You’re sitting on the other side of the chessboard and your eyes are laser-focused on the board.
You played the opening perfectly and as you predicted, your opponent makes an inaccurate move which causes his position to quickly deteriorate.
Now you’re up a queen and you relax knowing it’s just a matter of time before your opponent resigns.
All of a sudden, you hear your opponent say that dreaded word “STALEMATE”.
You begin to sweat and hope it’s not true. All your hard work and preparation…destroyed by one inaccurate move.
Well, put your head up because this article will help you with 7 tips to ensure you don’t experience such horror again.
Learn How To Checkmate
Every chess player aims to checkmate their opponent’s king in a game.
As such, if you don’t know how to checkmate, you wouldn’t know how to prevent stalemate in chess.
We have some great resources on our site where you can better understand the art of checkmate in different positions.
- Learn How To Checkmate With Two Rooks
- Learn How To Checkmate With Two Knights
- Learn How To Checkmate With Two Bishops
- Learn How To Carry Out The Queen And King Checkmate
- Learn The Bishop And Knight Checkmate
- Learn The 2 Move Checkmate
- Understand 40 Checkmate Patterns Sure To Win You Games
- Stalemate vs Checkmate: All You Need to Know
Don’t Capture Every Chess Piece
In the above position, Black to play is a mate in two after 1…g3 and 2. Qb4#
However, let’s imagine the pawn on g4 wasn’t there:
The position has moved from a win for White to a draw for Black. This is because the Black king doesn’t have any legal move as all the squares are covered by White’s pieces.
It’s automatically a stalemate. Stalemate occurs when your opponent has no legal moves with his king or any other piece.
So, if you have a huge material advantage and your opponent has a few harmless pawns laying around the board, you don’t have to gobble them up.
If the game goes on and your opponent doesn’t have any more legal moves in the game, those idle pawns will be your saving grace.
Simplify When You’re Up in Material
Black to play is stalemate. It would not have been stalemate if White had two queens.
Shows you that you don’t need three queens on the board to deliver checkmate. This is a mistake that most beginners make.
The more pieces you have on the board, the less space your opponent king has.
As such, if you have an overwhelming material advantage, you can give up one or two disposable pieces to ensure you don’t fall into the stalemate trap.
Always “Check” Your Opponent
This might sound like a noob move, but it goes a long way in helping you prevent stalemate in chess.
Putting your opponent in check ensures that you do not fall into the stalemate trap as a stalemate cannot occur if your opponent’s king is in check.
So remember, anytime you’re in a tight position where you’re about to mate your opponent, give a check.
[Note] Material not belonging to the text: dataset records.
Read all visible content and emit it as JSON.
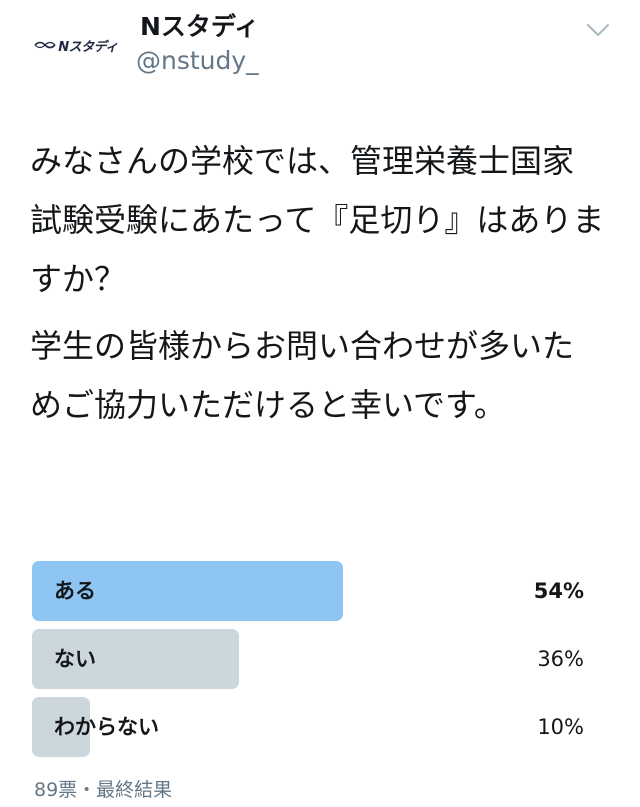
{
  "header": {
    "display_name": "Nスタディ",
    "handle": "@nstudy_",
    "avatar_text": "Nスタディ",
    "avatar_icon": "x-swoosh-icon",
    "menu_icon": "chevron-down-icon"
  },
  "tweet": {
    "paragraph_1": "みなさんの学校では、管理栄養士国家試験受験にあたって『足切り』はありますか？",
    "paragraph_2": "学生の皆様からお問い合わせが多いためご協力いただけると幸いです。"
  },
  "poll": {
    "options": [
      {
        "label": "ある",
        "percent_text": "54%",
        "percent": 54,
        "winner": true,
        "color": "#8ec5f2"
      },
      {
        "label": "ない",
        "percent_text": "36%",
        "percent": 36,
        "winner": false,
        "color": "#ccd6dd"
      },
      {
        "label": "わからない",
        "percent_text": "10%",
        "percent": 10,
        "winner": false,
        "color": "#ccd6dd"
      }
    ],
    "footer": "89票・最終結果"
  }
}
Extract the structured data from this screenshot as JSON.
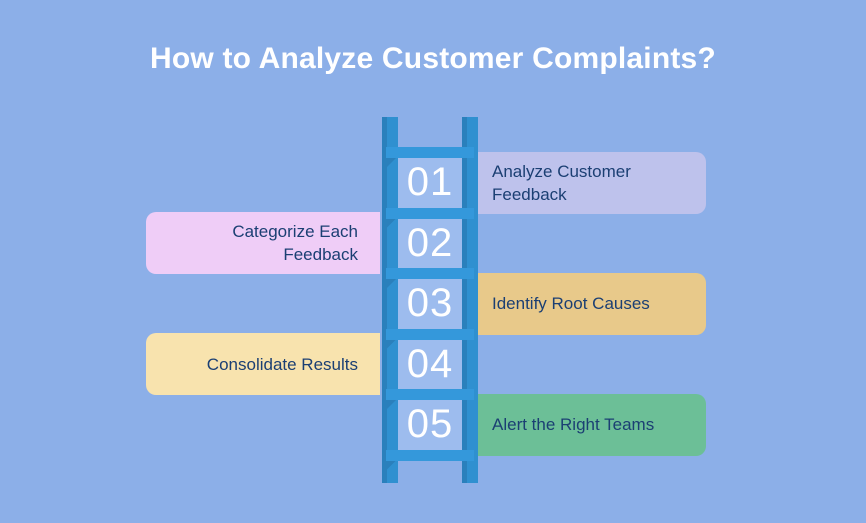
{
  "title": "How to Analyze Customer Complaints?",
  "colors": {
    "background": "#8CAFE8",
    "title_text": "#FFFFFF",
    "label_text": "#1B3F73",
    "ladder_rail": "#2F90D0",
    "ladder_rung": "#3498DB",
    "step_panel": "#9DBCEE",
    "step_number_text": "#FFFFFF"
  },
  "steps": [
    {
      "number": "01",
      "label": "Analyze Customer Feedback",
      "side": "right",
      "color": "#BEC2EC"
    },
    {
      "number": "02",
      "label": "Categorize Each Feedback",
      "side": "left",
      "color": "#EFCDF7"
    },
    {
      "number": "03",
      "label": "Identify Root Causes",
      "side": "right",
      "color": "#E8C98A"
    },
    {
      "number": "04",
      "label": "Consolidate Results",
      "side": "left",
      "color": "#F8E3AE"
    },
    {
      "number": "05",
      "label": "Alert the Right Teams",
      "side": "right",
      "color": "#6CBF97"
    }
  ]
}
Side Note: Don’t overdo this till your opponent slips out of reach. Instead of checking aimlessly, rely on your chess calculation skills.
Stay Calm When You Have a Winning Position
Chess is a tactical game that requires the utmost calmness and efficiency.
Second world chess champion, Emmanuel Lasker once said ” The hardest game to win is a won game ”
This means that the closer you get to winning, the tenser you tend to be.
Breathing in and out when you have a winning position will ensure you stay calm, keep your head, and not make unnecessary mistakes.
Solve Stalemate Puzzles
Stalemate puzzles are positions created to educate players on how to deal with stalemate traps.
Regular practice with stalemate puzzles will sharpen your mind and help you navigate the treacherous waters of stalemate Island.
Get Familiar With Stalemate Patterns
When you’re well-grounded on what a stalemate is, you’ll be able to develop a “stalemate radar” that alerts you when a position is likely to end in a stalemate.
There are several stalemate patterns that every chess player should be familiar with. For example, a king and rook pawn can draw against a queen that isn’t supported by its king.
Another example is the “wrong bishop” pattern, where the bishop can’t control the square where the pawn would be able to queen.
In this position, White is a bishop and pawn up yet he can’t win. This is because the dark-squared bishop can’t control the a8 square where the Black king can hide.
Few moves later and we’ll have a stalemate. Once you understand this pattern, you’ll do all you can to avoid getting in this kind of position in your future games.
There you have it. Let us know which tip resonated with you most in the comments section.